Archive for February, 2011
What is it about Scandinavia that makes its mystery novels so dark and melancholy and turns their protagonists into gloomy alcoholics? I see it in the works of Henning Mankel, Jo Nesbo and now James Thompson. Only Stieg Larson seems immune. His characters eat sandwiches and drinks lots of coffee.
Kari Vaara is a brooding Lapland police chief (did I mention he drinks too much?) investigating the gruesome murder of a Somolian pop star during the sunless, bitterly cold winter. The sources and suspects include Vaara’s ex wife and her boyfriend, a dissolute playboy and the simple folk in his district.
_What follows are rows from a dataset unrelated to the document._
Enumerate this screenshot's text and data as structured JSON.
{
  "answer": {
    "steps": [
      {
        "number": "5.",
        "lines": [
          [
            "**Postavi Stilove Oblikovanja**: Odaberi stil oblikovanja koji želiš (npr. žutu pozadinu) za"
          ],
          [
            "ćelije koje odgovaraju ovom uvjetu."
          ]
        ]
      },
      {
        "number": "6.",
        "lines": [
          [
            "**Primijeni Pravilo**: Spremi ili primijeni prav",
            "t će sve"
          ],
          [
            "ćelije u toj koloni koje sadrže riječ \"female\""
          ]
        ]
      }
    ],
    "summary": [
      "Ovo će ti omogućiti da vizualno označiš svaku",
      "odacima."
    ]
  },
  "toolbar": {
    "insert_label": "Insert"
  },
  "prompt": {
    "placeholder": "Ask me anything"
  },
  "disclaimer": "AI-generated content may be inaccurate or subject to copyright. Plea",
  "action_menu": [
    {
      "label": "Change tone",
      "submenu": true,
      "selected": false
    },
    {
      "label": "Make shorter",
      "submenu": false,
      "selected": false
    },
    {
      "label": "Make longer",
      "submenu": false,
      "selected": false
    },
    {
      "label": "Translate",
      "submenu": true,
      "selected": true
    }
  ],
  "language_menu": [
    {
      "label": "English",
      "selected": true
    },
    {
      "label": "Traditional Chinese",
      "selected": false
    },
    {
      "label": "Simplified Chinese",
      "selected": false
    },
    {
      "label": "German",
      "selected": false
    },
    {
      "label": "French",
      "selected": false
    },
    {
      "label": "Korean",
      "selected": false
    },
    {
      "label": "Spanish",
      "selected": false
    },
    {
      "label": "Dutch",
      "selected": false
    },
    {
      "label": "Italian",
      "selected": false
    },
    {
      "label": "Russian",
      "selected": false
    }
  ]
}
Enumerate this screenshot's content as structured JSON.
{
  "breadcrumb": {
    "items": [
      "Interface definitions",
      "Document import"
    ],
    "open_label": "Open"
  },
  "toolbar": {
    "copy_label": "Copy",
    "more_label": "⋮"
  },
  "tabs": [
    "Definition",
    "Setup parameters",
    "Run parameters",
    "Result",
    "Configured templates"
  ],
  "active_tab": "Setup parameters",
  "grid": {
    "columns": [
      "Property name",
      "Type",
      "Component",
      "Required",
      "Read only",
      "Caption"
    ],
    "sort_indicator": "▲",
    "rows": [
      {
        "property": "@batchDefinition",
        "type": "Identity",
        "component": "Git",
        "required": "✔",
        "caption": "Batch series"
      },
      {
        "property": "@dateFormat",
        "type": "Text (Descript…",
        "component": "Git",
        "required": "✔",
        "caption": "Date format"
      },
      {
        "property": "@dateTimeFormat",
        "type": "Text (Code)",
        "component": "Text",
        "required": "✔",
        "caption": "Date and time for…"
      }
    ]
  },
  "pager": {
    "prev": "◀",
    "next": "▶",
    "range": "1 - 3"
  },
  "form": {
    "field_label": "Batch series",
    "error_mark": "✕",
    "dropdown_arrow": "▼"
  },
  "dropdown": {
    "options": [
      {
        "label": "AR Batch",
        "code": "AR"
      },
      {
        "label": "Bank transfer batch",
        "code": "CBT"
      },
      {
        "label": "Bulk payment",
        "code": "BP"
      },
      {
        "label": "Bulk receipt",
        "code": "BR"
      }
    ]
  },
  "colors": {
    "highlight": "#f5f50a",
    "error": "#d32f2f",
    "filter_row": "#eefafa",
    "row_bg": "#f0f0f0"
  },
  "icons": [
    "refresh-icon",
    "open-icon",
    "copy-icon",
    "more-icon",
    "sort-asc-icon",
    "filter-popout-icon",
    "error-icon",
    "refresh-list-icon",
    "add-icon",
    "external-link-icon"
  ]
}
The solution comes a bit too conveniently, but the overall story and atmosphere are compelling.
You saw it here first: Keep your eye out for this new author. He’s one to watch.
A book about a traditional, hard-boiled, big city reporter will always tug at the heartstrings of this journalism school graduate but it better keep pulling me in after that initial tug. Rogue Island delivers.
Reporter Liam Mulligan grew up in the working class neighborhood of Provincetown, RI which is now beset with a series of deadly arsons. He drives a beat-up car with a name, smokes Cuban cigars and loves the Red Sox beyond all reason. DeSilva’s other characters are right out of noir’s central casting — a bookie who is the neighborhood philanthropist, mobsters in shiny suits, the beautiful, young ambitious girl reporter and the eager beaver copy boy.
The plot is tight, the prose is spare but sufficient.
The fact that the book refers gratuitously to Loren Estleman early on gave it a leg up. And what could be more Estleman-esque than the following?
“Polecki lit a cheap black stogie with a disposable lighter, leaned back in his oak office chair, and thunked his weary wingtips on a green blotter scarred with tobacco burns. The chair groaned under the weight he’d packed on since the wife left and Kentucky Fried wasn’t just for breakfast anymore. His assistant, a bum named Roselli, who got the job because he was first cousin to the mayor, sat stiffly on a gray metal chair under a cracked window skimmed over with ice on the inside.”
It all started the day before Thanksgiving, 2010 when I took a package to the Royal Oak post office to ship 11 books to a new customer, who lives less than a two hour drive north of me. Let’s call him John. Two days later, the USPS website showed that the box had made it to the right post office, but was deemed undeliverable as addressed. Then the fun really began.
Imagine my surprise when, instead of being returned to me, the box showed up in Atlanta, then Memphis, then Allen Park, MI, then Warrendale, PA, then Atlanta, then Memphis, then Allen Park, then Atlanta. I must admit that I have had no experience with this. I’ve been packaging and shipping books for over fifteen years and have never had a problem.
Of course, during this period, I had several conversations with John (my customer) and with post office personnel. None of us were worried, it being the holiday shipping season, so it wasn’t until after the holidays that things escalated. John, his local postmaster and I had a conference call and some form got filled out to try to find the package. No success.
The local clerk gave me a phone number for a group that resolves issues. When my call was never returned, I asked about it one day while shipping packages. The clerk next to us asked what number I was calling and, when I showed it to her, said that was her old number and she had not been replaced, so no one was answering that phone! She made copies of my receipt and delivery confirmation slip and said she would call Atlanta. Several days later someone finally answered her call and the package was found. More than several days after that, the package finally was delivered to John. I’m not sure why it wasn’t forwarded from Atlanta using overnight shipping and at least priority mail, but after 10 weeks on the road its journey was over. John was a great sport during all these shenanigans. He said the box was battered (see photo) but the books were intact.